> **Work item**: Look at the entries below and reproduce them exactly.

> **Records provided**:
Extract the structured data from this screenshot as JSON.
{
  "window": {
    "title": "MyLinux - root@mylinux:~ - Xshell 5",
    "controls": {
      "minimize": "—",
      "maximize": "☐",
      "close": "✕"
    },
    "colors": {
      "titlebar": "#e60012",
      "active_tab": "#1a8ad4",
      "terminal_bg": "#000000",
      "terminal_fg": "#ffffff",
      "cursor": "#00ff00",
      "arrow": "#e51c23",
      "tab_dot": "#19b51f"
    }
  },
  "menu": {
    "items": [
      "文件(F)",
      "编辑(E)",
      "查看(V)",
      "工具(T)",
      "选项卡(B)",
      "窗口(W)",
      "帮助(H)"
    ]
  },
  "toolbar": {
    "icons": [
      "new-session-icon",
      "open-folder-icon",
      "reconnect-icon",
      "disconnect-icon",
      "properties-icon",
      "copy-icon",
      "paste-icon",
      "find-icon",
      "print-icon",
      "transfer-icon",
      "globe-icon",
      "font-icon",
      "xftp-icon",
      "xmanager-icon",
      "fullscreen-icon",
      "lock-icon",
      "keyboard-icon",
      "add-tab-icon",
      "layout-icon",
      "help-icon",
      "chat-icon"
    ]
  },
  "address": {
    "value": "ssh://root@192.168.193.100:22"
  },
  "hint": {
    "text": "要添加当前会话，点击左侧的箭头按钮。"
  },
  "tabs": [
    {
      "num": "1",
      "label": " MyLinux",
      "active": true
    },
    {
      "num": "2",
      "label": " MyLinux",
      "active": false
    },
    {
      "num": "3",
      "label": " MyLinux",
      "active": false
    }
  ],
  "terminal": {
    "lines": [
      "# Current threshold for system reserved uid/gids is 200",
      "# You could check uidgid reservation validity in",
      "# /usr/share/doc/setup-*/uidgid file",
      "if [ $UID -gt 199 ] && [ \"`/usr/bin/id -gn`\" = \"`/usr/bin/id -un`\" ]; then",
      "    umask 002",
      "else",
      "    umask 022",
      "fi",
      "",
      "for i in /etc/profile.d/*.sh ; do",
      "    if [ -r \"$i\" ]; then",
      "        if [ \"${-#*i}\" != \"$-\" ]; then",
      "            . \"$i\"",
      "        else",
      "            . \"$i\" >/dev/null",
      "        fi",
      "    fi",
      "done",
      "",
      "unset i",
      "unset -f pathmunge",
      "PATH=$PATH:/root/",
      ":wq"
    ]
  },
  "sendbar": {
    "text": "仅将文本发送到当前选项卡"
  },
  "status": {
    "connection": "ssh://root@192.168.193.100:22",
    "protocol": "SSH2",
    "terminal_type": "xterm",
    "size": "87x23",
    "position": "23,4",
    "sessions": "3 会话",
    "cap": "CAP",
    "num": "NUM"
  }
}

> **Written response**:
Extract the structured data from this screenshot as JSON.
{
  "window": {
    "title": "MyLinux - root@mylinux:~ - Xshell 5",
    "controls": {
      "minimize": "—",
      "maximize": "☐",
      "close": "✕"
    },
    "colors": {
      "titlebar": "#e60012",
      "active_tab": "#1a8ad4",
      "terminal_bg": "#000000",
      "terminal_fg": "#ffffff",
      "cursor": "#00ff00",
      "arrow": "#e51c23",
      "tab_dot": "#19b51f"
    }
  },
  "menu": {
    "items": [
      "文件(F)",
      "编辑(E)",
      "查看(V)",
      "工具(T)",
      "选项卡(B)",
      "窗口(W)",
      "帮助(H)"
    ]
  },
  "toolbar": {
    "icons": [
      "new-session-icon",
      "open-folder-icon",
      "reconnect-icon",
      "disconnect-icon",
      "properties-icon",
      "copy-icon",
      "paste-icon",
      "find-icon",
      "print-icon",
      "transfer-icon",
      "globe-icon",
      "font-icon",
      "xftp-icon",
      "xmanager-icon",
      "fullscreen-icon",
      "lock-icon",
      "keyboard-icon",
      "add-tab-icon",
      "layout-icon",
      "help-icon",
      "chat-icon"
    ]
  },
  "address": {
    "value": "ssh://root@192.168.193.100:22"
  },
  "hint": {
    "text": "要添加当前会话，点击左侧的箭头按钮。"
  },
  "tabs": [
    {
      "num": "1",
      "label": " MyLinux",
      "active": true
    },
    {
      "num": "2",
      "label": " MyLinux",
      "active": false
    },
    {
      "num": "3",
      "label": " MyLinux",
      "active": false
    }
  ],
  "terminal": {
    "lines": [
      "# Current threshold for system reserved uid/gids is 200",
      "# You could check uidgid reservation validity in",
      "# /usr/share/doc/setup-*/uidgid file",
      "if [ $UID -gt 199 ] && [ \"`/usr/bin/id -gn`\" = \"`/usr/bin/id -un`\" ]; then",
      "    umask 002",
      "else",
      "    umask 022",
      "fi",
      "",
      "for i in /etc/profile.d/*.sh ; do",
      "    if [ -r \"$i\" ]; then",
      "        if [ \"${-#*i}\" != \"$-\" ]; then",
      "            . \"$i\"",
      "        else",
      "            . \"$i\" >/dev/null",
      "        fi",
      "    fi",
      "done",
      "",
      "unset i",
      "unset -f pathmunge",
      "PATH=$PATH:/root/",
      ":wq"
    ]
  },
  "sendbar": {
    "text": "仅将文本发送到当前选项卡"
  },
  "status": {
    "connection": "ssh://root@192.168.193.100:22",
    "protocol": "SSH2",
    "terminal_type": "xterm",
    "size": "87x23",
    "position": "23,4",
    "sessions": "3 会话",
    "cap": "CAP",
    "num": "NUM"
  }
}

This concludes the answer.